How active is my alliance? Will the average activity be about logging in every 2-3 ticks? If so, you have a very active alliance, look to have more pods. Do you have a lot of donators? If you have a decent ratio of donators or even mass donators, you will be strong out of the gate, look to get more pods. Will there be a lot of competition in the starting position you're looking to use? If not, look to get more pods. The idea is to find the balance of activity, donation, and land size you would like to control. You only want to start all 24 people in the same place if they won't be very active or if you don't have many donators. 12/12 is a good pod system that's safe, try to keep the pods about 10-12 ticks from each other. 8/8/8 is a very popular system that's probably the most average structure for poding. 6/6/6/6 is getting to be risky, try to keep your pods within defense distance from each other. I've never seen an alliance pull off 4/4/4/4/4/4 if you do it well there will be a heavy reliance on luckily avoiding any competition in the area. I would go with 12/12 if your alliance is alright, 8/8/8 on average, and 6/6/6/6 if your alliance is very good.
Draw up several maps that layout all the competition you know of and overlay the average population density as well as your suggested pod system. You want to throw up a few of these maps on the Google Doc (you can upload directly to the document) and get some discussion going. At this point the round will start, and you will have prepared for it. Good luck to your alliance.

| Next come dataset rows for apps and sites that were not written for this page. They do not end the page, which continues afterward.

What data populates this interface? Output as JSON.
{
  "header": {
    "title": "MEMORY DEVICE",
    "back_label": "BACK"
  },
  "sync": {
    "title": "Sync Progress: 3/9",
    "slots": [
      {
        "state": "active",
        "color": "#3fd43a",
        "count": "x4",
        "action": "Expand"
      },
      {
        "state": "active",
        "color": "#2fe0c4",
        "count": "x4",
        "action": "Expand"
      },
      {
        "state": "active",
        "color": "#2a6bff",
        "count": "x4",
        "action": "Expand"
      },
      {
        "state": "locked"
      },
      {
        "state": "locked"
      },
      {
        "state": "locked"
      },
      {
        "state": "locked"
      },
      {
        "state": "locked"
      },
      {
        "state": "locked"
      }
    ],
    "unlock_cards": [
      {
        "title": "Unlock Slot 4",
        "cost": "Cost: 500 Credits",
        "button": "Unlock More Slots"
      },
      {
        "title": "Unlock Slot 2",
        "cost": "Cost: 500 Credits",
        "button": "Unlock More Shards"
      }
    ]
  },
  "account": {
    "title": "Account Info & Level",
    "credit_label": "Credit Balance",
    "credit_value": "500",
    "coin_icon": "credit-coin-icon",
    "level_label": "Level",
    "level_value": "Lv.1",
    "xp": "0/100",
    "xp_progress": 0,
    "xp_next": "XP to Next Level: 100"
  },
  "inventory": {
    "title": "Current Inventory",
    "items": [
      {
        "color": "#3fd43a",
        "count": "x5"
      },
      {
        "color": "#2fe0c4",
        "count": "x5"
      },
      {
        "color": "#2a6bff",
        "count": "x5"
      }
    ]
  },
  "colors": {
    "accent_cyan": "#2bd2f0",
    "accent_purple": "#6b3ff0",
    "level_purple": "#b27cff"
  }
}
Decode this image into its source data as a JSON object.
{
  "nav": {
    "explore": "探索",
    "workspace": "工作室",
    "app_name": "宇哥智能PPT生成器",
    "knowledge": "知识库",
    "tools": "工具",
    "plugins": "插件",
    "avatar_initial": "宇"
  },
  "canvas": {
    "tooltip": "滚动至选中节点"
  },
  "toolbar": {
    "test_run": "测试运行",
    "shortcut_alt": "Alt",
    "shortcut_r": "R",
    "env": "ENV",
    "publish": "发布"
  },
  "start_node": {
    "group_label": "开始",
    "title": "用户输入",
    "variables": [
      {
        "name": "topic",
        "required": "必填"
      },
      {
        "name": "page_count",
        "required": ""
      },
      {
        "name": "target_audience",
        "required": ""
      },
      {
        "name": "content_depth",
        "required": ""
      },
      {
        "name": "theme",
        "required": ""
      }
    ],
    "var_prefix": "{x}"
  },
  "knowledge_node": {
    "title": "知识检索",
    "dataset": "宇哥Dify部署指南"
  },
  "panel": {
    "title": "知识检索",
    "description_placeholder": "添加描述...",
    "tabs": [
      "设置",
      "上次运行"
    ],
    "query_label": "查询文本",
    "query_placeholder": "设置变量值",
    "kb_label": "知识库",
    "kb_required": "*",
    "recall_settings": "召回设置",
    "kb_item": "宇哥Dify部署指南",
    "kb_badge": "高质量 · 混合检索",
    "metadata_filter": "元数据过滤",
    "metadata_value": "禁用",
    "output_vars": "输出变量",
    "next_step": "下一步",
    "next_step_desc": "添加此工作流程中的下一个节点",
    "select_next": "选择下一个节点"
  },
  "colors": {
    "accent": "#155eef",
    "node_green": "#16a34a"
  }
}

Thanks a lot for reading, looking forward to your feedback. I have some others I have in mind for writing. I didn't edit this much, I just sat down and wrote this in one sitting. I'll update or change this if I missed anything.